November 13, 2014
WASHINGTON, DC – Congresswomen Jackie Speier (D-San Francisco/San Mateo Counties) stated today that “It has taken a federal safety agency way too long to enact a regulation that could prevent a catastrophe.” Her remark came as she announced she had sent a letter to the Pipeline and Hazardous Materials Safety Administration (PHMSA) to do its job by requiring strength testing of all gas pipelines in high-consequence areas. The Pipeline Safety and Community Empowerment Act of 2011 eliminated the “grandfather clause” which gave operators a pass on gas transmission pipelines installed before strength testing was required.

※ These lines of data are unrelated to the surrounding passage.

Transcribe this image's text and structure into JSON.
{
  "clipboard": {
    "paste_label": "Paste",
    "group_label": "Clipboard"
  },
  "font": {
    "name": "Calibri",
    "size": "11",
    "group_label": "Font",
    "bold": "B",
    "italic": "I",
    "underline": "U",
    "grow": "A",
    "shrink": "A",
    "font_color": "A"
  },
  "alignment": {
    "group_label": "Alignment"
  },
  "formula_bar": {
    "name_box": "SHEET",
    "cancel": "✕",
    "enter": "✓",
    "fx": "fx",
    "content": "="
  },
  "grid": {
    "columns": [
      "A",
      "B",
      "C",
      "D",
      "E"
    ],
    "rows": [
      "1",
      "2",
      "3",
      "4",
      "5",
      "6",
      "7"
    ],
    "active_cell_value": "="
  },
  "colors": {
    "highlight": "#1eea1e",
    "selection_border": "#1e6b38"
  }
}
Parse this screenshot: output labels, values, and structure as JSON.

Under the law, the rule requiring testing of old pipelines was to be promulgated by PHMSA within 18 months—it has now been three years without a rule being proposed.

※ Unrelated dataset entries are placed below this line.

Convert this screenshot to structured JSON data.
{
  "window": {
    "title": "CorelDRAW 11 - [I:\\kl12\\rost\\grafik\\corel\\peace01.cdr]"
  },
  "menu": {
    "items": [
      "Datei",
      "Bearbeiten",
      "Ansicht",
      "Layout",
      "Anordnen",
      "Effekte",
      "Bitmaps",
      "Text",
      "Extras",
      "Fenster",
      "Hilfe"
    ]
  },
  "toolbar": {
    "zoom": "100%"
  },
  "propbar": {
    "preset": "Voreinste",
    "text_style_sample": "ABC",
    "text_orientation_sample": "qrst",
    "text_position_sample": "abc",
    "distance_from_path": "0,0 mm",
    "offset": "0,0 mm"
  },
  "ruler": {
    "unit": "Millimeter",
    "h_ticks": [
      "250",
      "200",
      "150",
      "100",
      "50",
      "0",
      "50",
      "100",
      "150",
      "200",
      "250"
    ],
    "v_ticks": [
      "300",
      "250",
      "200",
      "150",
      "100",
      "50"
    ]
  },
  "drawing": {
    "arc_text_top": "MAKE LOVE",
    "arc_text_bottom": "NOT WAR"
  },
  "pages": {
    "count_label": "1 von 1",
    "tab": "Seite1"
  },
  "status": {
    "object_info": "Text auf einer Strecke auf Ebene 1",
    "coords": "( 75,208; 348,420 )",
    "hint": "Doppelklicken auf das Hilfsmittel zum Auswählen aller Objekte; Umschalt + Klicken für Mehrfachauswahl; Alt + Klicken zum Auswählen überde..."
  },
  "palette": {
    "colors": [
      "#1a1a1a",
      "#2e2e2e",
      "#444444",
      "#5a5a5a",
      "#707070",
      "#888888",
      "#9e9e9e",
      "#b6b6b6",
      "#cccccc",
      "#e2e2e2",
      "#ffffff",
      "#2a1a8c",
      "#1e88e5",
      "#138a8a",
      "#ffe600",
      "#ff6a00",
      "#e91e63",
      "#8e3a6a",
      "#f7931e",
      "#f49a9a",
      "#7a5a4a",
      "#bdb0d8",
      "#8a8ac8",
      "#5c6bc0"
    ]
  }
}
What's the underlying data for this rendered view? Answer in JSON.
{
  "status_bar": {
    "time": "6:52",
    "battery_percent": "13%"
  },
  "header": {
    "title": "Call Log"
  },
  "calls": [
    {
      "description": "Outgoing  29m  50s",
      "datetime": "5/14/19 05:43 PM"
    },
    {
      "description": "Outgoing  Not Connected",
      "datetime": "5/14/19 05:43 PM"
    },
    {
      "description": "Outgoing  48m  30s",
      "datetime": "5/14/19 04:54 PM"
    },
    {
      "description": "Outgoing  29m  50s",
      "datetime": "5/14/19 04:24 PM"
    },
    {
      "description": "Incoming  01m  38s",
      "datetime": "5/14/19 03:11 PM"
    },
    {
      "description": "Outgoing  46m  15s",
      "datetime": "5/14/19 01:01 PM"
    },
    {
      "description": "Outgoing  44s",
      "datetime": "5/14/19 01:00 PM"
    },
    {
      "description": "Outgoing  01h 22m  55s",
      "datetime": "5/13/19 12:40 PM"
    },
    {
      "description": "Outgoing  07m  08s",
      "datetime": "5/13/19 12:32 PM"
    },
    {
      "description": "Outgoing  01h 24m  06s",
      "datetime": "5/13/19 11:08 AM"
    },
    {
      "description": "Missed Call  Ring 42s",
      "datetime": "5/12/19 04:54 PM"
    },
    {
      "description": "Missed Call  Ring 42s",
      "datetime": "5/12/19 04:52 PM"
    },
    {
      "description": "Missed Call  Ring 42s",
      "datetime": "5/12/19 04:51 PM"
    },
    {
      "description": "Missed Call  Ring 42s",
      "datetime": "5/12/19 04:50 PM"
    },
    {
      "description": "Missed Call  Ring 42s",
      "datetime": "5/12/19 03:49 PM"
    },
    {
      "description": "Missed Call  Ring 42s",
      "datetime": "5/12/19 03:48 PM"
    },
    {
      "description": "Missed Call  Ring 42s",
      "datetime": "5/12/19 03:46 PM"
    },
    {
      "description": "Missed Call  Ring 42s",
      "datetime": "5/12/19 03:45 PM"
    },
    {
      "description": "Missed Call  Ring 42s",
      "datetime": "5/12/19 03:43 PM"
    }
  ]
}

The first step in the regulatory process would be for PHMSA to issue a Notice of Proposed Rulemaking. In June, the Senate Appropriations Committee approved a measure suggested by Senator Mary Landrieu urging PHMSA to move forward on this rulemaking process. The Committee wrote in its Transportation, Housing, and Urban Development report, “Whereas we understand the importance of the rule, the Committee believes that PHMSA should have received sufficient input in the past 33 months to develop and propose a rule.”
The text of the letter can be found below:
November 13, 2014
Timothy P. Butters
U.S. Department of Transportation
Pipeline and Hazardous Materials Safety Administration
East Building, 2nd Floor
1200 New Jersey Ave., SE
Washington, DC 20590
Dear Acting Administrator Butters,
In 2010, a massive explosion killed eight of my constituents, injured 66, destroyed 38 homes, and scarred a neighborhood in San Bruno, California. The disaster and subsequent National Transportation Safety Board (NTSB) investigation revealed significant, national-scale flaws in pipeline safety regulation, particularly in densely populated neighborhoods.
Some of these regulatory weaknesses were addressed in the Pipeline Safety and Community Empowerment Act of 2011 (“Pipeline Safety Act”). In particular, this legislation eliminated the “grandfather clause,” by requiring that previously untested gas pipelines located in high-consequence areas be subjected to strength testing. Regulations enacting this clause were to be promulgated “not later than 18 months after the enactment of this section.” Unfortunately, nearly 3 years later, no rule has been proposed, much less undergone the public review process.
While the Pipeline Safety Act made important improvements, it does not go far enough in protecting human life and property. I urge PHMSA to incorporate NTSB’s recommendations in the rule, particularly requirements that automatic shutoff valves or remote control valves be installed in high-consequence areas and that all natural gas pipelines be configured to accommodate in-line inspection tools (e.g., pigging).
I understand that these issues are complex, but PHMSA has had ample opportunity to engage stakeholders. In August 2011, before the Pipeline Safety and Community Empowerment Act of 2011 became law, PHMSA issued an Advanced Notice of Proposed Rulemaking to “consid[er] whether changes are needed to the regulations governing the safety of gas transmission pipelines.” In August 2013, PHMSA also publicly discussed an unofficial proposed integrity verification process with pipeline operators and regulators. Multiple rounds of comments have been received on this unofficial proposal – for example, the American Gas Association alone has submitted four rounds of comments. However, when my staff contacted PHMSA to determine if a rulemaking would occur, PHMSA could not provide an estimated time for when a Notice of Proposed Rulemaking would be issued.
This delay has been noted by the Senate Appropriations Committee as well as by my office. In June, the Senate Appropriations Committee approved a measure suggested by Senator Mary Landrieu urging PHMSA to move forward on this critical rulemaking. The Committee wrote in its Transportation, Housing, and Urban Development report, “Whereas we understand the importance of the rule, the Committee believes that PHMSA should have received sufficient input in the past 33 months to develop and propose a rule.”
Pipeline safety reform is not a matter that can be indefinitely delayed. Since the catastrophe in San Bruno, there have been at least ten more explosions, including one in New York City that killed eight people. I urge PHMSA to send the natural gas safety rule to the Office of Management and Budget as soon as possible. PHMSA must ensure that utilities across the country put safety before profits.
CC: Shaun Donovan, Director, Office of Management and Budget